ABOUT THIS EXERCISE: What you write must be the listing below in full, word for word, minus its pictures.

* * * * * * * * *

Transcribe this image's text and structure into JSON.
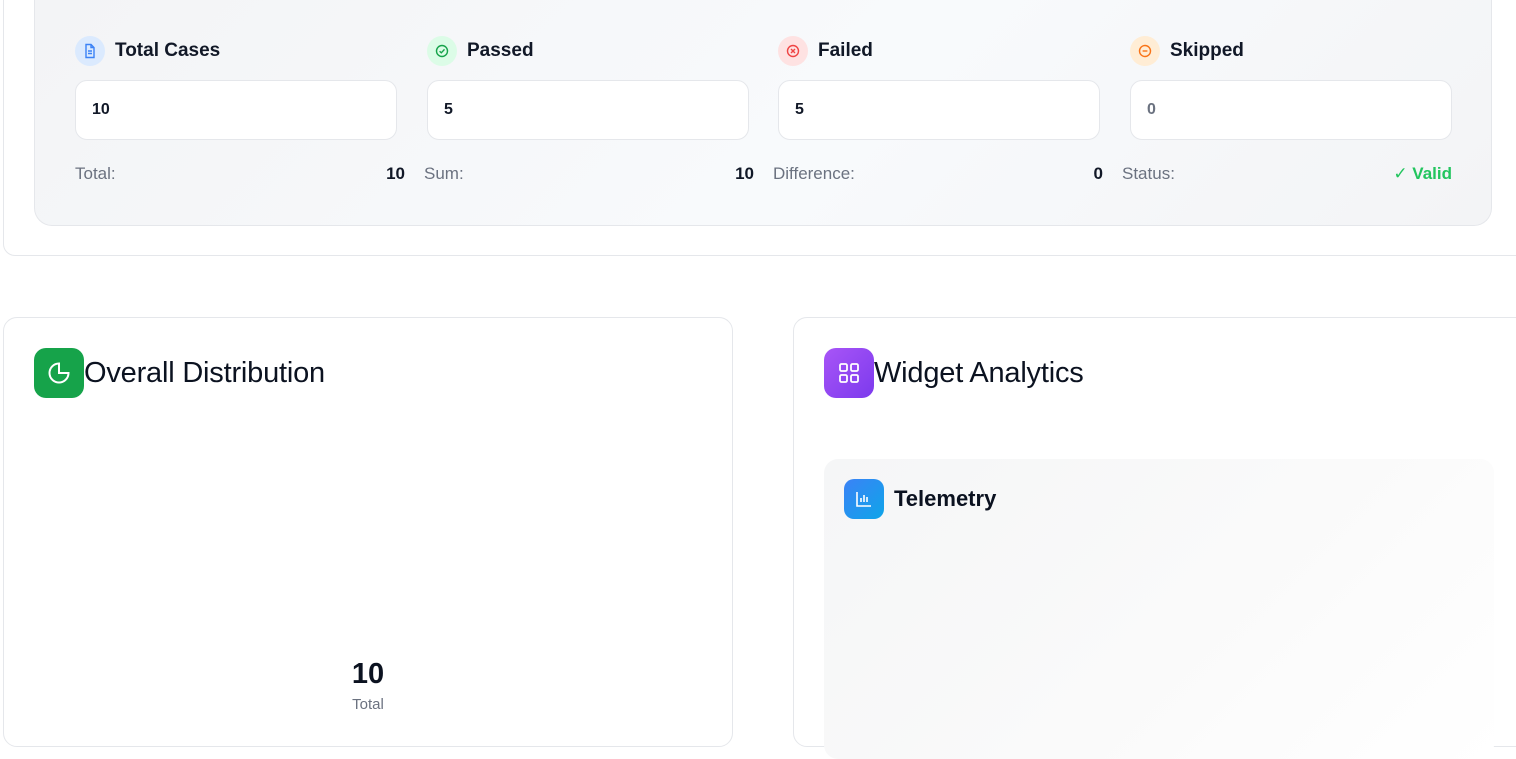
{
  "stats": [
    {
      "label": "Total Cases",
      "value": "10",
      "icon": "document-icon",
      "bg": "#dbeafe",
      "fg": "#3b82f6"
    },
    {
      "label": "Passed",
      "value": "5",
      "icon": "check-circle-icon",
      "bg": "#dcfce7",
      "fg": "#16a34a"
    },
    {
      "label": "Failed",
      "value": "5",
      "icon": "x-circle-icon",
      "bg": "#fee2e2",
      "fg": "#ef4444"
    },
    {
      "label": "Skipped",
      "value": "0",
      "icon": "minus-circle-icon",
      "bg": "#ffedd5",
      "fg": "#f97316"
    }
  ],
  "summary": [
    {
      "label": "Total:",
      "value": "10"
    },
    {
      "label": "Sum:",
      "value": "10"
    },
    {
      "label": "Difference:",
      "value": "0"
    },
    {
      "label": "Status:",
      "value": "✓ Valid"
    }
  ],
  "distribution": {
    "title": "Overall Distribution",
    "icon": "pie-chart-icon",
    "icon_color": "#16a34a",
    "total_value": "10",
    "total_label": "Total"
  },
  "widgets": {
    "title": "Widget Analytics",
    "icon": "grid-icon",
    "icon_color": "#8b5cf6",
    "telemetry": {
      "title": "Telemetry",
      "icon": "bar-chart-icon"
    }
  }
}
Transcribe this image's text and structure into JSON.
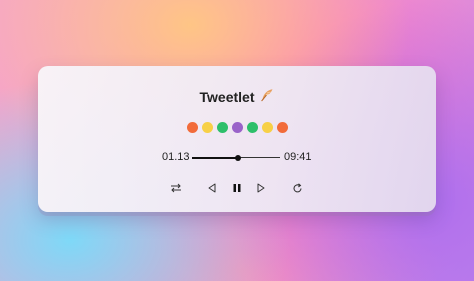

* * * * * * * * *

ANSWER SPACE:
Transcribe this image's text and structure into JSON.
{
  "stats": [
    {
      "label": "Total Cases",
      "value": "10",
      "icon": "document-icon",
      "bg": "#dbeafe",
      "fg": "#3b82f6"
    },
    {
      "label": "Passed",
      "value": "5",
      "icon": "check-circle-icon",
      "bg": "#dcfce7",
      "fg": "#16a34a"
    },
    {
      "label": "Failed",
      "value": "5",
      "icon": "x-circle-icon",
      "bg": "#fee2e2",
      "fg": "#ef4444"
    },
    {
      "label": "Skipped",
      "value": "0",
      "icon": "minus-circle-icon",
      "bg": "#ffedd5",
      "fg": "#f97316"
    }
  ],
  "summary": [
    {
      "label": "Total:",
      "value": "10"
    },
    {
      "label": "Sum:",
      "value": "10"
    },
    {
      "label": "Difference:",
      "value": "0"
    },
    {
      "label": "Status:",
      "value": "✓ Valid"
    }
  ],
  "distribution": {
    "title": "Overall Distribution",
    "icon": "pie-chart-icon",
    "icon_color": "#16a34a",
    "total_value": "10",
    "total_label": "Total"
  },
  "widgets": {
    "title": "Widget Analytics",
    "icon": "grid-icon",
    "icon_color": "#8b5cf6",
    "telemetry": {
      "title": "Telemetry",
      "icon": "bar-chart-icon"
    }
  }
}
Transcribe this image's text and structure into JSON.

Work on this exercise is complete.